African naval chiefs discuss terrorism

A conference of African Naval Force, designed to seek common ground to fight a common enemy opened recently in Nigeria with President Olusegun Obasanjo tasking the force to come together and tackle sea terrorism.

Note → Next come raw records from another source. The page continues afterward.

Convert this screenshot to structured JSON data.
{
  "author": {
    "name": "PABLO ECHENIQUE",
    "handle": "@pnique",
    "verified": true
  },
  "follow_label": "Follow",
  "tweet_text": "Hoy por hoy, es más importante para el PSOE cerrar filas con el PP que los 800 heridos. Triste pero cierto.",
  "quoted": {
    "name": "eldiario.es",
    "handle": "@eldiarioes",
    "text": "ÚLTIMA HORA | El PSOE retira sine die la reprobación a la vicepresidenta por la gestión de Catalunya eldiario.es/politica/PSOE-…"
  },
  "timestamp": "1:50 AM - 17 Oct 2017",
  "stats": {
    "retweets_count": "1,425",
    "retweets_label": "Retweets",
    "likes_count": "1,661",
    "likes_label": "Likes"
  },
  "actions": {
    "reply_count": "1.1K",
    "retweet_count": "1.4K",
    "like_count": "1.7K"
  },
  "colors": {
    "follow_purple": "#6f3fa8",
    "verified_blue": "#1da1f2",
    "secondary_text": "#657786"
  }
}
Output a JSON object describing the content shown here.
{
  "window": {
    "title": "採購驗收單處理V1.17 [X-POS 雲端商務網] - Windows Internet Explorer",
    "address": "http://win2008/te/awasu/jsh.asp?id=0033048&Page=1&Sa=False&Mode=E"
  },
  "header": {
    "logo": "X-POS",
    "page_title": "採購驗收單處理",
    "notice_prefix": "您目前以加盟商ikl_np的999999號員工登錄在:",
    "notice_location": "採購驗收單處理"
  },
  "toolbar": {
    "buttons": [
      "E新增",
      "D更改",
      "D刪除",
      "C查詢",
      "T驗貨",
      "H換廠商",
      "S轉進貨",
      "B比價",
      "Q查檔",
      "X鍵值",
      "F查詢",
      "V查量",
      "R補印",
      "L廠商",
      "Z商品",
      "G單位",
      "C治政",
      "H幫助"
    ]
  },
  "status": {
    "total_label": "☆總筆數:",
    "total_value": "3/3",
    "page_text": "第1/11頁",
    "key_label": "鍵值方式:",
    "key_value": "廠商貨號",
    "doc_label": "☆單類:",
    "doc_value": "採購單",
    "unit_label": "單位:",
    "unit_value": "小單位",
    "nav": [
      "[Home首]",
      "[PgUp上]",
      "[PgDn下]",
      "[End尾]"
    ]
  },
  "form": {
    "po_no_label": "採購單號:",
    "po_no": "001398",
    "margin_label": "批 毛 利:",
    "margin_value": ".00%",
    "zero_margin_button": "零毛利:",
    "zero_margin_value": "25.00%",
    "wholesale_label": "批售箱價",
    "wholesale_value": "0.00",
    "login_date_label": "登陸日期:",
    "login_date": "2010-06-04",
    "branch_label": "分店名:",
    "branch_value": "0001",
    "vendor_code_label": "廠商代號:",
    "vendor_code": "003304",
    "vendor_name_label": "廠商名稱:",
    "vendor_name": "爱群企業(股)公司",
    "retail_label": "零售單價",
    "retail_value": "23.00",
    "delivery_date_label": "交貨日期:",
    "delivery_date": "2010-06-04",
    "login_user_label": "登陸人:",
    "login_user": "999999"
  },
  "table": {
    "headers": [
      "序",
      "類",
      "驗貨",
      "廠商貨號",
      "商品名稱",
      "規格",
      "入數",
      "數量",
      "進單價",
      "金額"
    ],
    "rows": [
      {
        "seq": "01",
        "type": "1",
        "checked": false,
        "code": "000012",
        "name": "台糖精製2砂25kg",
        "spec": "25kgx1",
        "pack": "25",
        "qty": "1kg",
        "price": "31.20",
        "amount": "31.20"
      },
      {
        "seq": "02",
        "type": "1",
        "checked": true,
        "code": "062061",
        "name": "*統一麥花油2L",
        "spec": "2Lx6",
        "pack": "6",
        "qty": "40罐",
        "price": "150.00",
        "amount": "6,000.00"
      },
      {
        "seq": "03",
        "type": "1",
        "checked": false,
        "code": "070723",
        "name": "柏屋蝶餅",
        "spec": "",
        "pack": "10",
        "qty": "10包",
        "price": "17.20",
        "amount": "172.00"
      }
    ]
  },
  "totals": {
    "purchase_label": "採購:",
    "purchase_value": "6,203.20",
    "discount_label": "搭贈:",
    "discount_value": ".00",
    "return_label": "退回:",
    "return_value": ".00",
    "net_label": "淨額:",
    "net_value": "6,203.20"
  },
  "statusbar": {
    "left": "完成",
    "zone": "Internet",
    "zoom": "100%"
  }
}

Nigeria’s President Olusegun Obasanjo has called on naval forces in Africa to come together and tackle “sea terrorists” currently causing troubles in the water ways within the continent. He said this malaise poses a threat to the socio-economic development of the continent, calling on government within the country to consider giving priority attention to equipping their navies in their various countries. He spoke during the opening of the second edition of the Sea Power for African Symposium in Abuja, Nigeria saying that, African waters with three world trade points, are now the bee hive of illegal activities and unlawful harvesters of resources within the sea. He said: “The world is fast becoming globalized and the global economy is fuelled by international trade, most of which is sea-borne. This underscores the critical significance of ensuring the security of the world\\\'s oceans.\\\" The Nigerian President also called for a better cooperation among African Navies so as to end to the frequent threat to lives by crude oil thieves who have converted African waterways into safe haven for their criminal activities. Obasanjo explains that \\\"Co-operation and development for enhancement of Africa\\\'s maritime capabilities\\\", which is the theme of this symposium, effectively captures the need to evolve a collective maritime security arrangement for the continent and the need to use sea power to enhance Africa\\\'s initiatives for peace, stability, as well as social and economic development. The cooperation by the African Naval forces, he further noted will enable countries with small naval forces, to draw strength from those with more developed navies, especially in ending sea piracy and the disruption of oil production within the waters of oil rich economies. “We in Nigeria recognize the need for the entrenchment of collective security for Africa and have not only preached it, but have been known to spear head it. Our maritime environment must not be available for terrorists, pirates and illegal explorers to use. “Further more, the use of Africa’s waters for gun running, illicit trafficking in people and destabilization of social, political and economic programmes of legitimates governments must be prevented,” he added. Obasanjo told the over 200 participants from the United States, Britain, Germany and 47 African countries, that \\\"Sea power must not only be seen as military power at sea for the projection of force abroad, but more as our ability to protect our political, economic and social interests by ensuring a secure and safe maritime environment for the development of Africa.\\\" Earlier, Nigeria’s Chief of the Naval Staff, Vice Admiral Ganiyu Adekeye, said the acceptance to host the symposium in Nigeria at this time \\\"is borne out of the disturbing absence of any forum for intellectual discourse on common maritime issues affecting African navies.\\\" According to him: \\\"The symposium is in line with the spirit of the New Partnership for Africa\\\'s Development (NEPAD) and the consistent Afro-centric foreign policy of Nigeria which seeks peaceful, mutually beneficial and developmental co-operation with other African states.\\\"